On Dec. 6 at 4 a.m. EST (0900 UTC), Alenga's maximum sustained winds were near 45 knots (52 mph/83 kmh). Alenga was located in the Southern Indian Ocean's open waters 560 nautical miles west of the Cocos Islands, near 12.8 South latitude and 87.5 East longitude. Alenga was moving to the southwest near 2 knots (3 mph/4 kmh).

Infrared satellite imagery today, Dec. 6 showed that the showers and thunderstorms within Alenga are decreasing, and the bands of thunderstorms around its center are weakening. The Joint Typhoon Warning Center noted that this weakening is only temporary as Alenga is forecast to regain strengthen before weakening again two days from now as it becomes an extra-tropical storm.

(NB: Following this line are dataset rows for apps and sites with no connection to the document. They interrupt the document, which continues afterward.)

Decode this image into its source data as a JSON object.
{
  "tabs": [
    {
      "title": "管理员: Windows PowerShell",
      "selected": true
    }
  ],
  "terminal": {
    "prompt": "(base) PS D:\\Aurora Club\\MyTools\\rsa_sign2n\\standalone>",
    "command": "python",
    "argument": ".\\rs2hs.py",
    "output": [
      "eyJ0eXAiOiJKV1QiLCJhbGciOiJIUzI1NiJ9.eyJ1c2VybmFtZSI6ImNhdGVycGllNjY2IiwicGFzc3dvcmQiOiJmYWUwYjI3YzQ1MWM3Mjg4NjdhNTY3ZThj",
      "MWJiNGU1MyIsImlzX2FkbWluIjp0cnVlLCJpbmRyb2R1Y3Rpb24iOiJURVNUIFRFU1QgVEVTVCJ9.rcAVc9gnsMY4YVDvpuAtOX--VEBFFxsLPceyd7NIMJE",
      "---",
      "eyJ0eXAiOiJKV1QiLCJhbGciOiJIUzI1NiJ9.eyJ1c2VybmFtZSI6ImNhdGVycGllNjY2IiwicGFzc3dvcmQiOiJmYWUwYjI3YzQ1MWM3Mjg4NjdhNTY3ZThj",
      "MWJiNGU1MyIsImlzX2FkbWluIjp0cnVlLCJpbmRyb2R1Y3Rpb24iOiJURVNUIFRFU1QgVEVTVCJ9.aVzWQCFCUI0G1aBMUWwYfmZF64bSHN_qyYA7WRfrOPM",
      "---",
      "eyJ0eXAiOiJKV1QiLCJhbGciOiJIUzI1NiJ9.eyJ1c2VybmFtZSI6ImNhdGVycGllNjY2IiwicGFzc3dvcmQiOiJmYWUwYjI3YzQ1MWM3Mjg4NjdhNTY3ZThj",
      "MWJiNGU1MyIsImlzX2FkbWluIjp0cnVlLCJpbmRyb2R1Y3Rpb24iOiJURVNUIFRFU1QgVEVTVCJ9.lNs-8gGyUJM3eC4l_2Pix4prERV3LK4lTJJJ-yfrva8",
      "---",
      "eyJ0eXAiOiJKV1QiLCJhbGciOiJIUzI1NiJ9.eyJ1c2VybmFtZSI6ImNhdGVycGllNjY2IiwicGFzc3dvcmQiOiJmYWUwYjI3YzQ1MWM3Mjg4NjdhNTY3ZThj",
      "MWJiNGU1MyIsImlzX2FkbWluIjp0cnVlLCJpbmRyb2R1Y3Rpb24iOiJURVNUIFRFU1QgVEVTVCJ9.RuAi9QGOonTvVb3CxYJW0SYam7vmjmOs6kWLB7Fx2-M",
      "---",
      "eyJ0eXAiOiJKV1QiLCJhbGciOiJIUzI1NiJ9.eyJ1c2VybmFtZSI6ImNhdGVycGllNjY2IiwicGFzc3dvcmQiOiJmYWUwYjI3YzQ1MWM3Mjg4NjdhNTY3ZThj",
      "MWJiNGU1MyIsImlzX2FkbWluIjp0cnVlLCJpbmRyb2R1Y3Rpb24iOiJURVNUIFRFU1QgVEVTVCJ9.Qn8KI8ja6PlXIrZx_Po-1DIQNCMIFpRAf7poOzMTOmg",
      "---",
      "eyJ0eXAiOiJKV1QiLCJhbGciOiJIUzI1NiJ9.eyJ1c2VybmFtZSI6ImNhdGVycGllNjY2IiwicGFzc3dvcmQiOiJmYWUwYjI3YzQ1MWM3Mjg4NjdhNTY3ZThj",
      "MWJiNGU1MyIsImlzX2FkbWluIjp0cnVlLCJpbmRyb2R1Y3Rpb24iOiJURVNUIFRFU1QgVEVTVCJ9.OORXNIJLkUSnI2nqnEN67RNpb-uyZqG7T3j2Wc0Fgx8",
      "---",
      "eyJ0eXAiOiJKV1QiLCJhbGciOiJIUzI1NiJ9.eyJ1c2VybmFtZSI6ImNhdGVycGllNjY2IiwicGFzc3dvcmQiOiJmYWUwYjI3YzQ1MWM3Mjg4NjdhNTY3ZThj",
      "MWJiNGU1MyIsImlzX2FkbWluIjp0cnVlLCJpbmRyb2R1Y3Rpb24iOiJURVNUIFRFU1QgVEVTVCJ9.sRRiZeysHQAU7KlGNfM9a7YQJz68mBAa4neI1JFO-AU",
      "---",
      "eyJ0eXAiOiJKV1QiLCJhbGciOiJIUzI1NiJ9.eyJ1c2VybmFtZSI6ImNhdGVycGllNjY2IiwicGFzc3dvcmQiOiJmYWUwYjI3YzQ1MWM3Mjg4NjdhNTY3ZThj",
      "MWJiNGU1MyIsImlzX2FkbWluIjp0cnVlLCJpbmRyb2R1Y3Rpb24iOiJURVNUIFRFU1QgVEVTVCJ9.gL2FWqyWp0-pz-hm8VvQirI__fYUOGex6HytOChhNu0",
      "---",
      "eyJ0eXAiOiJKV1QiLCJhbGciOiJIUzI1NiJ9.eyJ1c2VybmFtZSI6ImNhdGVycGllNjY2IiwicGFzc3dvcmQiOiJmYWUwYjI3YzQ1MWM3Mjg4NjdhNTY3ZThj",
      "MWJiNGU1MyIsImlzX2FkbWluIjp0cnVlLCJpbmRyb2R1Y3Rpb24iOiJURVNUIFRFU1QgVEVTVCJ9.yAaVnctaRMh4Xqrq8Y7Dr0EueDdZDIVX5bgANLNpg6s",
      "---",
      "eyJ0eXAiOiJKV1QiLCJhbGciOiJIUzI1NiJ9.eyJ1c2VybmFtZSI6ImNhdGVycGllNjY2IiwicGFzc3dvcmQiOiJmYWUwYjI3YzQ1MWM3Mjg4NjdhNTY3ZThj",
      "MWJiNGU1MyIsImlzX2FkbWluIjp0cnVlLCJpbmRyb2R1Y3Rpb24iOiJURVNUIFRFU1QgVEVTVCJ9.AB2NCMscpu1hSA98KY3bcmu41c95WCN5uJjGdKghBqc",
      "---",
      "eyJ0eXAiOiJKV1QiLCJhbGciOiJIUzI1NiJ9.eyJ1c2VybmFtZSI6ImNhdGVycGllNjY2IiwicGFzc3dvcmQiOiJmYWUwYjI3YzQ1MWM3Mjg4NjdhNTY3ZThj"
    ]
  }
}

As Alenga continues to head southeast, it is moving into a hostile environment, where wind shear will increase and batter the tropical cyclone, weakening it.

Text credit: Rob Gutro/Hal Pierce
NASA's Goddard Space Flight Center/SSAI, Greenbelt, Md.



Dec. 5, 2011

MODIS captured an image of Tropical Cyclone 01S on Dec. 5 at 08:18 UTC (3:18 a.m. EST). › View larger image
The MODIS instrument on NASA's Aqua satellite captured an image of Tropical Cyclone 01S on Dec. 5 at 08:18 UTC (3:18 a.m. EST) in the Southern Indian Ocean. Strong thunderstorms are visible around the center as they cast shadows on the lower surrounding clouds.
Credit: NASA/NRL
NASA Sees Birth of First Southern Indian Ocean Season Tropical Storm

The Southern Indian Ocean cyclone season is off and running and NASA's Aqua satellite saw the birth of Tropical Cyclone 01S.

Tropical Cyclone 01S (TC01S) formed today December 5, 2011. TC01S has maximum sustained winds near 55 knots (63 mph/102 kmh) and is rapidly consolidating and organizing, so strengthening is forecast. At 0900 UTC (4 a.m. EST) on Dec. 5, TC01S was located about 545 nautical miles west of the Cocos Islands near 12.2 South and 87.0 East. It was moving to the west at 7 knots 8 mph/13 kmh).

The Moderate Resolution Imaging Spectroradiometer (MODIS) instrument on NASA's Aqua satellite captured an image of Tropical Cyclone 01S on Dec. 5 at 08:18 UTC (3:18 a.m. EST) in the Southern Indian Ocean. Strong thunderstorms are visible around the center as they cast shadows on the lower surrounding clouds.

Microwave satellite instruments showed an eye developing in TC01S. There is also tightly curved banding of thunderstorms around the low-level center. T01S has intensified rapidly over the first 12 hours of its existence. The Joint Typhoon Warning Center forecasters expect TC01S to strengthen to hurricane-force over the next two days and track to the southeast, staying at sea.

Text credit: Rob Gutro
NASA's Goddard Space Flight Center, Greenbelt, Md.